(Records shown):
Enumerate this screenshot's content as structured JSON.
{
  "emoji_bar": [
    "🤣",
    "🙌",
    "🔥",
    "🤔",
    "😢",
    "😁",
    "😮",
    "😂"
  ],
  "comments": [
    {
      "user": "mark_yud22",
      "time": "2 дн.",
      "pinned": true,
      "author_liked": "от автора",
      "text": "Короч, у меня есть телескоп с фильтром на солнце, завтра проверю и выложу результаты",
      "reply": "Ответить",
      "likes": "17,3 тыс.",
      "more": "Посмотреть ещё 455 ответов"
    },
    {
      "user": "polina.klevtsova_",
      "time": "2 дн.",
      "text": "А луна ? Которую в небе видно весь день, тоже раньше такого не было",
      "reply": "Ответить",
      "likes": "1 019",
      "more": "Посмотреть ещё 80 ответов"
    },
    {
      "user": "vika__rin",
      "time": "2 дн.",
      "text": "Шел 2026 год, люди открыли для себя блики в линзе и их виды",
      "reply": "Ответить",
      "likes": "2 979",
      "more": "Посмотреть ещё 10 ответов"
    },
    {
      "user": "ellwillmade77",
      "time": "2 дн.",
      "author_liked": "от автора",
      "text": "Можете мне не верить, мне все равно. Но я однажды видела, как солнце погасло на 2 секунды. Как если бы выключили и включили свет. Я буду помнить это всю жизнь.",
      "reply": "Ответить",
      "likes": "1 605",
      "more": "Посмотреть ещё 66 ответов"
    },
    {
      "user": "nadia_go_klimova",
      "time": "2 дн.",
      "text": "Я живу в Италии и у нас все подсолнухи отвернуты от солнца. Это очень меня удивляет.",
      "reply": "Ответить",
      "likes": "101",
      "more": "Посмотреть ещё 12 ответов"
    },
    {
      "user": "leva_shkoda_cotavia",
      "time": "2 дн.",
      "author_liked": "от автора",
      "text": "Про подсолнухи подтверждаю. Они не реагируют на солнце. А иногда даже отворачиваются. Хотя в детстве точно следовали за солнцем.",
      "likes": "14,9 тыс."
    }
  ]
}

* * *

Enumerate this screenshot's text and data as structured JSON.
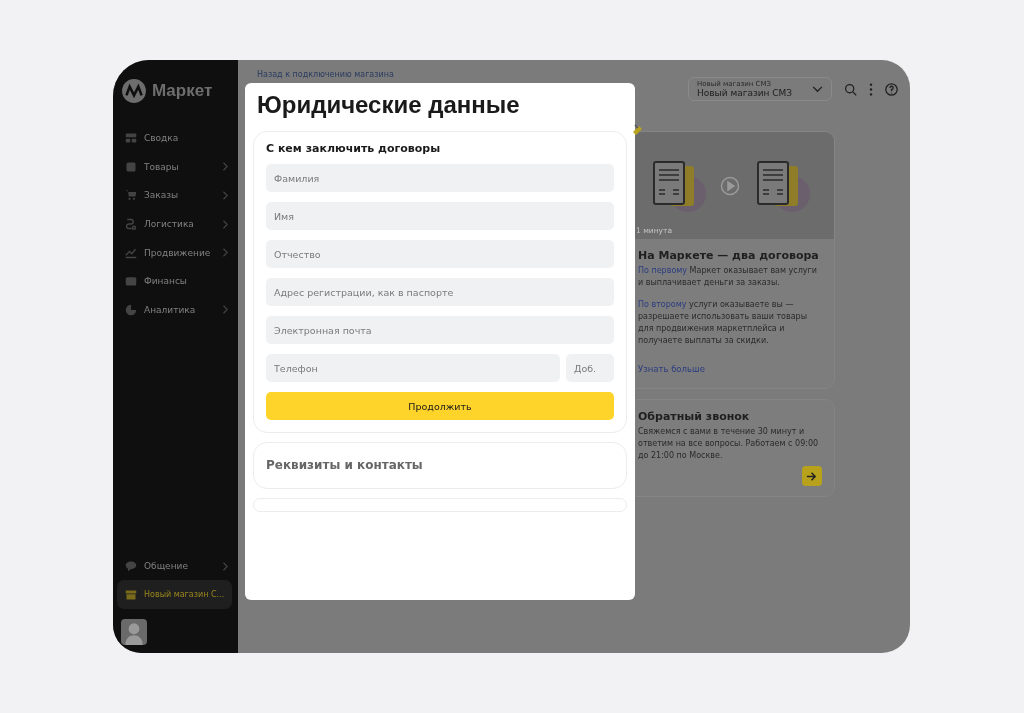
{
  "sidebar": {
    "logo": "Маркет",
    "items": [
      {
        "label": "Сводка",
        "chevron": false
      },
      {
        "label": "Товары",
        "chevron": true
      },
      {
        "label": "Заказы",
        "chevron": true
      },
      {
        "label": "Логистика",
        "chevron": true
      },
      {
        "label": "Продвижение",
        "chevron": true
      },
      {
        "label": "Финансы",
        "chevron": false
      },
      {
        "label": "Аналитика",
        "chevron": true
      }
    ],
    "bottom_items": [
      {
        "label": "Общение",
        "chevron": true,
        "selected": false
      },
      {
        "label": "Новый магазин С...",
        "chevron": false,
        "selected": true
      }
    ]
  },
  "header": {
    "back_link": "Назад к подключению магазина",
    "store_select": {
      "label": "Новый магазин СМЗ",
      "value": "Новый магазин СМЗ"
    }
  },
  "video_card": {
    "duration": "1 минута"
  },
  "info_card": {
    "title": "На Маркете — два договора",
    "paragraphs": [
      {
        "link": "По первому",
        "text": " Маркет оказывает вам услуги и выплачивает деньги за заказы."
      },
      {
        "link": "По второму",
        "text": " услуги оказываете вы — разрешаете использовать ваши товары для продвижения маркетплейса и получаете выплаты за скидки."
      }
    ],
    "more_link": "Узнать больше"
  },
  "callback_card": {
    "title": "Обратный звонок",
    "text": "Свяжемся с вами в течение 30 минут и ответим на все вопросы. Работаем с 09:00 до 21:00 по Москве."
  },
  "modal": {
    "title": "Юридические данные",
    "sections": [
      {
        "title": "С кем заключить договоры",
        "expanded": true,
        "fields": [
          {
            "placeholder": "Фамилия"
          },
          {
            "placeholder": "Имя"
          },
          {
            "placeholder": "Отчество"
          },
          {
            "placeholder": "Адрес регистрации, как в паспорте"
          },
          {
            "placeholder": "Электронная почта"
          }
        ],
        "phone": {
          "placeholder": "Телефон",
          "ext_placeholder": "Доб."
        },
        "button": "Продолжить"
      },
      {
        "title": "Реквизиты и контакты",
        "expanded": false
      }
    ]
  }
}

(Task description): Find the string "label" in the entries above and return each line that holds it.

(Your solution):
        "label": "Сводка",
        "label": "Товары",
        "label": "Заказы",
        "label": "Логистика",
        "label": "Продвижение",
        "label": "Финансы",
        "label": "Аналитика",
        "label": "Общение",
        "label": "Новый магазин С...",
      "label": "Новый магазин СМЗ",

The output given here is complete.